## What this task involves:
Across the records, find how many lines include the string "rating" and answer with only the figure.

## Dataset records:
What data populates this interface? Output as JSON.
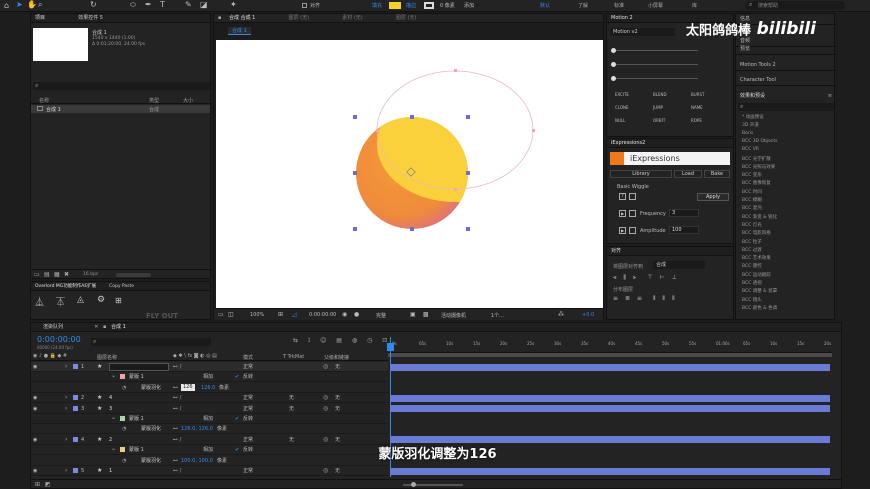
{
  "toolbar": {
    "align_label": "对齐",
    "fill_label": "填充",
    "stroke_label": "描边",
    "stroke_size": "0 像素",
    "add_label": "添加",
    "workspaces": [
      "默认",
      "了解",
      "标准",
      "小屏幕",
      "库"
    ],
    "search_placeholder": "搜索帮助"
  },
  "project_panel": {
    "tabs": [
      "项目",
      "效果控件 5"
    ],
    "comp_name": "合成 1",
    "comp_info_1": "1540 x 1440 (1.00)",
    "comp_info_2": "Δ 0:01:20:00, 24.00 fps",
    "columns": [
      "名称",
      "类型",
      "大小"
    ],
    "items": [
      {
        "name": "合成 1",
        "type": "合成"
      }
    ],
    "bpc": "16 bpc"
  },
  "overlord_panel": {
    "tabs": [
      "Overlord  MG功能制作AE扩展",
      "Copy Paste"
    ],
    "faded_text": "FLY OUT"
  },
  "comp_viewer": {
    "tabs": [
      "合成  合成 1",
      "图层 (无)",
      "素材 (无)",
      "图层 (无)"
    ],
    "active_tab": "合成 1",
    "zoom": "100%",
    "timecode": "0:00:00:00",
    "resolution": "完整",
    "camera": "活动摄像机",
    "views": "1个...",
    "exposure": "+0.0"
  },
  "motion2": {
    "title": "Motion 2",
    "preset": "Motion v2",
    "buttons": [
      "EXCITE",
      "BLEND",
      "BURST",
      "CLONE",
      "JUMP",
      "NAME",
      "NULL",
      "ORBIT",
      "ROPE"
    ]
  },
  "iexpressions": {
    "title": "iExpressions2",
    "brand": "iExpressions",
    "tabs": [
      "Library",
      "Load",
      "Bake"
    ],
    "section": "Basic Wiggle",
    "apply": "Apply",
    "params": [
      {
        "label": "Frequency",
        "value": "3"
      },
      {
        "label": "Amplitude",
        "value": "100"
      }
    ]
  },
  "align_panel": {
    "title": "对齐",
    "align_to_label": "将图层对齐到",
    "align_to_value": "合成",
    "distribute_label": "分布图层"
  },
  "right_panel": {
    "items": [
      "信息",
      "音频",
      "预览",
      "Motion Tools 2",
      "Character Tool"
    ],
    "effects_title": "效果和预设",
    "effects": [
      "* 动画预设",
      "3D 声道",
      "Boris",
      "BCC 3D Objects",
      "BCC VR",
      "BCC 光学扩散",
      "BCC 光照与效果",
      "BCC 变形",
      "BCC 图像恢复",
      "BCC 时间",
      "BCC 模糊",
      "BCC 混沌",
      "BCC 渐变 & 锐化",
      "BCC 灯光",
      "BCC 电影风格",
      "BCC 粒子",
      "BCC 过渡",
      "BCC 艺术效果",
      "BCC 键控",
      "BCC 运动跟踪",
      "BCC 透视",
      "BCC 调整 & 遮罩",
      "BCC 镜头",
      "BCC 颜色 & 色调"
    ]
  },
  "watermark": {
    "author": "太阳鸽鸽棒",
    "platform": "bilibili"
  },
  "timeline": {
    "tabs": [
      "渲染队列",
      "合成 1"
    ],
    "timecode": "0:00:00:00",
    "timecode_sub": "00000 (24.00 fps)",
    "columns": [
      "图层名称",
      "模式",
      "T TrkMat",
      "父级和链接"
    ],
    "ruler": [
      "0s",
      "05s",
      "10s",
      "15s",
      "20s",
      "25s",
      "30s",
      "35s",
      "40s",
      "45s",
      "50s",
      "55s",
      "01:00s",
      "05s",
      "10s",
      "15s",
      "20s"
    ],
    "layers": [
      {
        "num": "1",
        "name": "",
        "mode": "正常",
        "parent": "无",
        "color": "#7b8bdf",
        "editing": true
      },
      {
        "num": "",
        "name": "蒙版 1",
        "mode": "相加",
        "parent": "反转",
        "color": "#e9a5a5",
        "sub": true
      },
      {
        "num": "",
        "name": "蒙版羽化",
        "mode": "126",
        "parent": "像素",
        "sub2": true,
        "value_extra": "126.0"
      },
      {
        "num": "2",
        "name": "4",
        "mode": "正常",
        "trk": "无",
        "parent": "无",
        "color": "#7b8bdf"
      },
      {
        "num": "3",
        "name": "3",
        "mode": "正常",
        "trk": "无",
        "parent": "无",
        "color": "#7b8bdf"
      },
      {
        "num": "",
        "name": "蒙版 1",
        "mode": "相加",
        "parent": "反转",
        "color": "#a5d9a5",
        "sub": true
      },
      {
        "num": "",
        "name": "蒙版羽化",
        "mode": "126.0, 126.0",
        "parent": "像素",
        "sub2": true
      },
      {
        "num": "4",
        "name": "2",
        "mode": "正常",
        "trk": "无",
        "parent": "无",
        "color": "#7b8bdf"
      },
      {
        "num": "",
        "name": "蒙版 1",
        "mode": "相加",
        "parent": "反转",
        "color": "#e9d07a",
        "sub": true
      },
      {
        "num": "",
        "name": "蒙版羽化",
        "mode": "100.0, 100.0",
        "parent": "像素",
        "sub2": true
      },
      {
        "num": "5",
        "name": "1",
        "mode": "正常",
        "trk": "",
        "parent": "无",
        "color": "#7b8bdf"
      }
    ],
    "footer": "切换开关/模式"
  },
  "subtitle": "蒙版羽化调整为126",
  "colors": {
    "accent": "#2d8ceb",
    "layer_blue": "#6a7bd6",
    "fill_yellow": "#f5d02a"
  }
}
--
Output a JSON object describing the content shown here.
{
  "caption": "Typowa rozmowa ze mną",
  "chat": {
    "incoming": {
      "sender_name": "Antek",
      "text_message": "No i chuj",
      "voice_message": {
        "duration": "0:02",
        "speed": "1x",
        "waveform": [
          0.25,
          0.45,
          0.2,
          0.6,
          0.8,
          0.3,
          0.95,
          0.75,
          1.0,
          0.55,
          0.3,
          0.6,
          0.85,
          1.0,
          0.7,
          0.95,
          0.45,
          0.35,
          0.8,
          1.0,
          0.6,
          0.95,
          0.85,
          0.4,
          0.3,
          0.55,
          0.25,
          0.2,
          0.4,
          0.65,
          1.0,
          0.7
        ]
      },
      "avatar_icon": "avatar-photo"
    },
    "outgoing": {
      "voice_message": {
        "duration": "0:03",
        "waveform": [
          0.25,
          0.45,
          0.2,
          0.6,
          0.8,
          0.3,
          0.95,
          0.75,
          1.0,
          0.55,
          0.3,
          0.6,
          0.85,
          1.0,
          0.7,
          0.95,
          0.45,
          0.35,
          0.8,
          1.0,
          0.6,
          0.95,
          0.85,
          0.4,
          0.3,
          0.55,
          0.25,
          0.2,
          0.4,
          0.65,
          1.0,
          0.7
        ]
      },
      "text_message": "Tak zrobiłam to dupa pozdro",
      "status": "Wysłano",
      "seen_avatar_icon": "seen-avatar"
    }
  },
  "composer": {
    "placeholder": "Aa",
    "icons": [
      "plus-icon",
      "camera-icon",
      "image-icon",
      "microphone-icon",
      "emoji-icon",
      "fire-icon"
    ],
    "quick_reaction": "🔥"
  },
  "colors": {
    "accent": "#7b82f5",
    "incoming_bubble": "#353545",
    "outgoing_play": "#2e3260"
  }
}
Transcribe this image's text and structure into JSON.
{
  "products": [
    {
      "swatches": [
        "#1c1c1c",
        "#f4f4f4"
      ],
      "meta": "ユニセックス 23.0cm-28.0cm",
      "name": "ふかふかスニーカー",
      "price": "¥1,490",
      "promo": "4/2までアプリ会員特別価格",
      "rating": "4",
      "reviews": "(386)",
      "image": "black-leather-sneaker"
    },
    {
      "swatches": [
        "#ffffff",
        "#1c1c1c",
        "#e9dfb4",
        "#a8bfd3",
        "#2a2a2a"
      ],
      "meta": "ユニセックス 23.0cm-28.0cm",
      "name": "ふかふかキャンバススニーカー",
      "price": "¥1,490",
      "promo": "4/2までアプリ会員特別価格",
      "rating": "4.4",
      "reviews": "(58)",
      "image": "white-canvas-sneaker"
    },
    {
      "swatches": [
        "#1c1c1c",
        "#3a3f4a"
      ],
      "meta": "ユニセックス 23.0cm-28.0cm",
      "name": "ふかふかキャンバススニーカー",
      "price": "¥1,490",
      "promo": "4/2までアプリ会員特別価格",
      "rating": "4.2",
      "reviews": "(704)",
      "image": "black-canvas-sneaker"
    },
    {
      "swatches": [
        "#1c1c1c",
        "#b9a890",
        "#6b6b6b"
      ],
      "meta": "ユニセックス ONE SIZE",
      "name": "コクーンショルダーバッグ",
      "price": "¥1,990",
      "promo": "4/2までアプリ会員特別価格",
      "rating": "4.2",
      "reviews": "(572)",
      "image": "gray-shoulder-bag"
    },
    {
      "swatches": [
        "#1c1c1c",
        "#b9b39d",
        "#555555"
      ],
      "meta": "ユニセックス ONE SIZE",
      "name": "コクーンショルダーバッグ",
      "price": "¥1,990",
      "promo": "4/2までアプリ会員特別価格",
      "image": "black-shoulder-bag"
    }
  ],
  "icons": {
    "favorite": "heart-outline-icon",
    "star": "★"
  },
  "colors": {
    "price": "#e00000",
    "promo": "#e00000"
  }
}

## Your solution:
4